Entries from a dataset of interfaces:
:::

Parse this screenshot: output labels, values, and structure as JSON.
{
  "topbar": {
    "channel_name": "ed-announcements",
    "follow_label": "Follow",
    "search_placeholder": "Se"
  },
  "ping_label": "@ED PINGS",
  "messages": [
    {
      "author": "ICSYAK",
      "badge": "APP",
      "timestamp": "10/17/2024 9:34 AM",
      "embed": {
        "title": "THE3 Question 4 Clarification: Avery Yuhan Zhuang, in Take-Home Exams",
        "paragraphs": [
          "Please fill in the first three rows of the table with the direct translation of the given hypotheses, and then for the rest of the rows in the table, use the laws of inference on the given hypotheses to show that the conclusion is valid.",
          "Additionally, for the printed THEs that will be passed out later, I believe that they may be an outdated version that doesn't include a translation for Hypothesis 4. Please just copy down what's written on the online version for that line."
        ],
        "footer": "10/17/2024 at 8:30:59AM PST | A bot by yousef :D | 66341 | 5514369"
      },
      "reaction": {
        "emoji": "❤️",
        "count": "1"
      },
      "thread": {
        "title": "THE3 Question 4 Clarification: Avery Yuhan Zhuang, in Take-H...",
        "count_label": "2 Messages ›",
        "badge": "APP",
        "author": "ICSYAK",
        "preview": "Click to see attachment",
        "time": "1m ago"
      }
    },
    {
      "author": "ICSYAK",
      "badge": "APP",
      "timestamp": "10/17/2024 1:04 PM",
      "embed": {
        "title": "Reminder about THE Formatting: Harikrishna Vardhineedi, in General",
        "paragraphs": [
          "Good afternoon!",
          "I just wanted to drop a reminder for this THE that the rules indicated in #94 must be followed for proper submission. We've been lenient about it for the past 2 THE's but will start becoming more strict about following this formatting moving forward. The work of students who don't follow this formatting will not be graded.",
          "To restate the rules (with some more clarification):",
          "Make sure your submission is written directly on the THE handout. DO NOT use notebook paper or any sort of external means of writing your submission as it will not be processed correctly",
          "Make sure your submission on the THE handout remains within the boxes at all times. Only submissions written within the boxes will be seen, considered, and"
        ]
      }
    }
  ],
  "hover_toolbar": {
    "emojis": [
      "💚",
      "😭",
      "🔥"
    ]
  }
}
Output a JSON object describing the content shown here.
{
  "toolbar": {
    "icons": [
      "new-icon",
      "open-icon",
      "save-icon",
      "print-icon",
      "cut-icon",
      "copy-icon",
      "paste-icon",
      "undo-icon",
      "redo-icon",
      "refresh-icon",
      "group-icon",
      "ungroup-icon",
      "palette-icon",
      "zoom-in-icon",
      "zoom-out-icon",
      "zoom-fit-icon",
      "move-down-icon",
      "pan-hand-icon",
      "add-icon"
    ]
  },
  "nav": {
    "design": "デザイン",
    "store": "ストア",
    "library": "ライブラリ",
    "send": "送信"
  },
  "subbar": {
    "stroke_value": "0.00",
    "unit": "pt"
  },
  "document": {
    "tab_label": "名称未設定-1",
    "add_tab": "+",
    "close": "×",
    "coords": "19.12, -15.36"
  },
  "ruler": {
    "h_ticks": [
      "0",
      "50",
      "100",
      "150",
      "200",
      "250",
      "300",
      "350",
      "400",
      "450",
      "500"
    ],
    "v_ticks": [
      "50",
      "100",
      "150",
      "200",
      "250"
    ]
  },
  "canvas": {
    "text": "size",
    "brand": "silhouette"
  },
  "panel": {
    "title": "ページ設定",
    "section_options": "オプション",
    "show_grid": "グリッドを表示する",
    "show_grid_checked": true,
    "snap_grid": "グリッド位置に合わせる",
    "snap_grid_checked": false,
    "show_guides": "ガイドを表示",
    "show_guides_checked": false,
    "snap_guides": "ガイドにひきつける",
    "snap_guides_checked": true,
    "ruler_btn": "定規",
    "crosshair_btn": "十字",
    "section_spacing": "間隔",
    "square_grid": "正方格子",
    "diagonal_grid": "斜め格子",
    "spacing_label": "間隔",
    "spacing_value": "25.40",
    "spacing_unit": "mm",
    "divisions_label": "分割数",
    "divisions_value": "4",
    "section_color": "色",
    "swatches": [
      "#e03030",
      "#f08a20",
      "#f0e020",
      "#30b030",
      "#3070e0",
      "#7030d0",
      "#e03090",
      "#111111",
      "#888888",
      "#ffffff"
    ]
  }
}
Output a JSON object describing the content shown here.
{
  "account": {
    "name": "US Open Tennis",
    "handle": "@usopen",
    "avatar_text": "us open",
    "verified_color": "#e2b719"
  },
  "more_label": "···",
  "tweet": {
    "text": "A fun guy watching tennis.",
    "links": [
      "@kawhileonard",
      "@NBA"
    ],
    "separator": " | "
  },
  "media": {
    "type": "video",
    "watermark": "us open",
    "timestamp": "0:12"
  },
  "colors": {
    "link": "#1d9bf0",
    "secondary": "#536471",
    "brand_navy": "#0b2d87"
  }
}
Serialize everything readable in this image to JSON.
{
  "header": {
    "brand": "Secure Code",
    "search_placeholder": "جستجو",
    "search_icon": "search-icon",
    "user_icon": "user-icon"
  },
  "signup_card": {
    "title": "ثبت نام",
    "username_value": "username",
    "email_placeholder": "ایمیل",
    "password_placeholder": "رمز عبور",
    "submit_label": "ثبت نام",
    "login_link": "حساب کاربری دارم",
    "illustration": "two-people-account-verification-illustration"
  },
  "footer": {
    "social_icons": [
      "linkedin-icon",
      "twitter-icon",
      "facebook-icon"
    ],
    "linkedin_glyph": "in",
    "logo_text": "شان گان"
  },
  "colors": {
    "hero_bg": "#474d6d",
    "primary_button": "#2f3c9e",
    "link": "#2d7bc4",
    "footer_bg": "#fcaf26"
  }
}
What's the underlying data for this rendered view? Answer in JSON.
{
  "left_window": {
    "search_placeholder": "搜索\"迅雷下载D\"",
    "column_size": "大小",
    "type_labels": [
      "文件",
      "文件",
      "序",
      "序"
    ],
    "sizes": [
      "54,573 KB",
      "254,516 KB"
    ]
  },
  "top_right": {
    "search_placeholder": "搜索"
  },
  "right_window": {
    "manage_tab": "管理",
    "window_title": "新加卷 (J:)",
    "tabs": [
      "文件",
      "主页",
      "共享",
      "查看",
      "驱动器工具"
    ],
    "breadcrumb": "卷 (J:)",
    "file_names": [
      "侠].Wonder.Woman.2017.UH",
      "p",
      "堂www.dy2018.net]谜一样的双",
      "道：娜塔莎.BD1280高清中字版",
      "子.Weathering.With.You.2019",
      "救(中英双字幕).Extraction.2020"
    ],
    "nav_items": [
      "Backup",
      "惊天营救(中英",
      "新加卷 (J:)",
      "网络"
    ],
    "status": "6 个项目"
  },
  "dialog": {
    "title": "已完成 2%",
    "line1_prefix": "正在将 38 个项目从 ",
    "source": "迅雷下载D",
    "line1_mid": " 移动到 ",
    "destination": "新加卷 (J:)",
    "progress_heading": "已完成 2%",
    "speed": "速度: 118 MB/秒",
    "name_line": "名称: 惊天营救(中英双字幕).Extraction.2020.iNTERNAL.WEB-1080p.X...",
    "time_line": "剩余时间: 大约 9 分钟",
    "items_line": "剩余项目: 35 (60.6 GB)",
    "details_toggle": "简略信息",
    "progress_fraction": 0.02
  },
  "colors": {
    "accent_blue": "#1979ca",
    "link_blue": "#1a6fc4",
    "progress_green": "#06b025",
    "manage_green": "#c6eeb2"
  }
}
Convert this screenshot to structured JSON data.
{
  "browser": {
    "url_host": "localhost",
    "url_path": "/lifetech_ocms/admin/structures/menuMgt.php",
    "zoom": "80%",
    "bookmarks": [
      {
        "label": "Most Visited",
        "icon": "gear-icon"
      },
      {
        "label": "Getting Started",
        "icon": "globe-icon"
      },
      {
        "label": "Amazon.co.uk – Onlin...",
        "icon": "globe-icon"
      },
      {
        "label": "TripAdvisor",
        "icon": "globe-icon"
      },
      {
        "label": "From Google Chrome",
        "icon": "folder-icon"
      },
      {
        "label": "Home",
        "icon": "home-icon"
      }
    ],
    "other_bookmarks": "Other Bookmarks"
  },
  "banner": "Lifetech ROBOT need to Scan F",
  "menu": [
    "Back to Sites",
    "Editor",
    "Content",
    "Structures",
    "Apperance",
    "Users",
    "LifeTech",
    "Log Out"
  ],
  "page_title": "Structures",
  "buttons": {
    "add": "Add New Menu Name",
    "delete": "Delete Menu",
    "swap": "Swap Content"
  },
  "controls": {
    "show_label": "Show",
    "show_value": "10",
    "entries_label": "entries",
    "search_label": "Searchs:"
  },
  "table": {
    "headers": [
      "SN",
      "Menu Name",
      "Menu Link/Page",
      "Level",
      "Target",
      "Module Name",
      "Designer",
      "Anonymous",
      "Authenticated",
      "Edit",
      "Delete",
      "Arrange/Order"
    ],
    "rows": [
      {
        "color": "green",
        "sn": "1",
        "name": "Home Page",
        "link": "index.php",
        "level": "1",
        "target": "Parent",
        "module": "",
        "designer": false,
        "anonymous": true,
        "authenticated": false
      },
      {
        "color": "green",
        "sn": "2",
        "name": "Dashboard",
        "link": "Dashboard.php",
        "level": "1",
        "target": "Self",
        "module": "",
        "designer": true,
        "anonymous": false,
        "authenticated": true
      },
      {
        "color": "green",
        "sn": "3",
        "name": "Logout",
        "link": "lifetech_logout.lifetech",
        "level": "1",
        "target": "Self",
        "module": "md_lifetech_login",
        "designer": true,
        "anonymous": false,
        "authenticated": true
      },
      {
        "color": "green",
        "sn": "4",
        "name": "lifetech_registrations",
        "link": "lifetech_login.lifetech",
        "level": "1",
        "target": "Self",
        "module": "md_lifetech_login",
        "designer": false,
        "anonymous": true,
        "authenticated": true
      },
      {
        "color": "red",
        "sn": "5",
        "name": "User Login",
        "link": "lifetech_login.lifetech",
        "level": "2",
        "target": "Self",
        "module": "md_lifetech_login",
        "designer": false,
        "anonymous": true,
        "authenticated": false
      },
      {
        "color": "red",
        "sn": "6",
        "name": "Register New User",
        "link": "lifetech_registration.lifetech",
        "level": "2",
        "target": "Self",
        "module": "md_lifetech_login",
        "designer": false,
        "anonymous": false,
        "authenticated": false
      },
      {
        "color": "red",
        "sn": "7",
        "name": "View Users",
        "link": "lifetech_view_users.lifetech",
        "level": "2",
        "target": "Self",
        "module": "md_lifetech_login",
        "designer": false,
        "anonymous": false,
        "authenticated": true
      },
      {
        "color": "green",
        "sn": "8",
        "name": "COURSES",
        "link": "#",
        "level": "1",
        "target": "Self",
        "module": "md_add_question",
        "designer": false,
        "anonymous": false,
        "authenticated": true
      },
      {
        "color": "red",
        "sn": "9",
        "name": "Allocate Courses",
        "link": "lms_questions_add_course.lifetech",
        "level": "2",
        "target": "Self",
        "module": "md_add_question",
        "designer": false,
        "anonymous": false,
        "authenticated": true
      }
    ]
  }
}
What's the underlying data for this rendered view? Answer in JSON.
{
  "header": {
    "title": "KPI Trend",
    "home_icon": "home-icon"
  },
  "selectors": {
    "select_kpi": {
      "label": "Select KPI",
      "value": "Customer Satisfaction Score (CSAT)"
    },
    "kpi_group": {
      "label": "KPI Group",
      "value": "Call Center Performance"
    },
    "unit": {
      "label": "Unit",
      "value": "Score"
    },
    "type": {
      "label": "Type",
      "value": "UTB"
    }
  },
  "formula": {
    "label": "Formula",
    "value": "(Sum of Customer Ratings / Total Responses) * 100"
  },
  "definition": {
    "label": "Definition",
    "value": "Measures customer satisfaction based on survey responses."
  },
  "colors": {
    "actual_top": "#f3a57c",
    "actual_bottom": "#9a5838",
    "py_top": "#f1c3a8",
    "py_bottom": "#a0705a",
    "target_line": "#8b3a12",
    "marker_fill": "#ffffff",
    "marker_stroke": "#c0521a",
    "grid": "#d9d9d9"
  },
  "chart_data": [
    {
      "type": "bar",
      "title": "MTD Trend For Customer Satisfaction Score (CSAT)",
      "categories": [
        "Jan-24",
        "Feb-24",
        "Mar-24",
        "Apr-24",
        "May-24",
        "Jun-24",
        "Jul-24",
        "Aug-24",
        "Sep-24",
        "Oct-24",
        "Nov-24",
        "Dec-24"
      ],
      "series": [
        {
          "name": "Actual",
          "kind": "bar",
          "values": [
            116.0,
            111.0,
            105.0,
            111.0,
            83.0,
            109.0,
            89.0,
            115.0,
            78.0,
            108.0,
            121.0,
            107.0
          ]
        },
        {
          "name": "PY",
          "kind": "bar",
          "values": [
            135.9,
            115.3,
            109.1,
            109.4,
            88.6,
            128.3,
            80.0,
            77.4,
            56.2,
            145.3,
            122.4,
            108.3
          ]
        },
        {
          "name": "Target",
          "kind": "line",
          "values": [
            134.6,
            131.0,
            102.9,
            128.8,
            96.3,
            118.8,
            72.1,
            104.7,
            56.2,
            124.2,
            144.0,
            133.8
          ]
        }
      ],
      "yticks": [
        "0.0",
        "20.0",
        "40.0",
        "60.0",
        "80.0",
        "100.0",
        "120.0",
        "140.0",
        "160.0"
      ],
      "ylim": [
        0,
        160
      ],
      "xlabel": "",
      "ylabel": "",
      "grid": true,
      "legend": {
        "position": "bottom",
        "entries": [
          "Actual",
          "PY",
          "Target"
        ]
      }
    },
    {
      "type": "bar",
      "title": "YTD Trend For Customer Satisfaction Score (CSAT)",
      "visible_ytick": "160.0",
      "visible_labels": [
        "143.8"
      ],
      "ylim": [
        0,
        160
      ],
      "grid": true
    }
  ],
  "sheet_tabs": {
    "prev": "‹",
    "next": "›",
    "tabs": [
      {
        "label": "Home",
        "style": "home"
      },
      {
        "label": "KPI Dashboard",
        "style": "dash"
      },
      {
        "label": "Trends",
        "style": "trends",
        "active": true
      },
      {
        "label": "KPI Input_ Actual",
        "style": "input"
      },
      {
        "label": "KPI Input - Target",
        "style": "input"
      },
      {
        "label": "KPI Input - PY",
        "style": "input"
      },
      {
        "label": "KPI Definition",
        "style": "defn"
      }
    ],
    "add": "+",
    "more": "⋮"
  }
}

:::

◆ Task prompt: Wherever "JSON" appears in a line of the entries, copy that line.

◆ Written solution:
Parse this screenshot: output labels, values, and structure as JSON.
Output a JSON object describing the content shown here.
Output a JSON object describing the content shown here.
Serialize everything readable in this image to JSON.
What's the underlying data for this rendered view? Answer in JSON.
Convert this screenshot to structured JSON data.
What's the underlying data for this rendered view? Answer in JSON.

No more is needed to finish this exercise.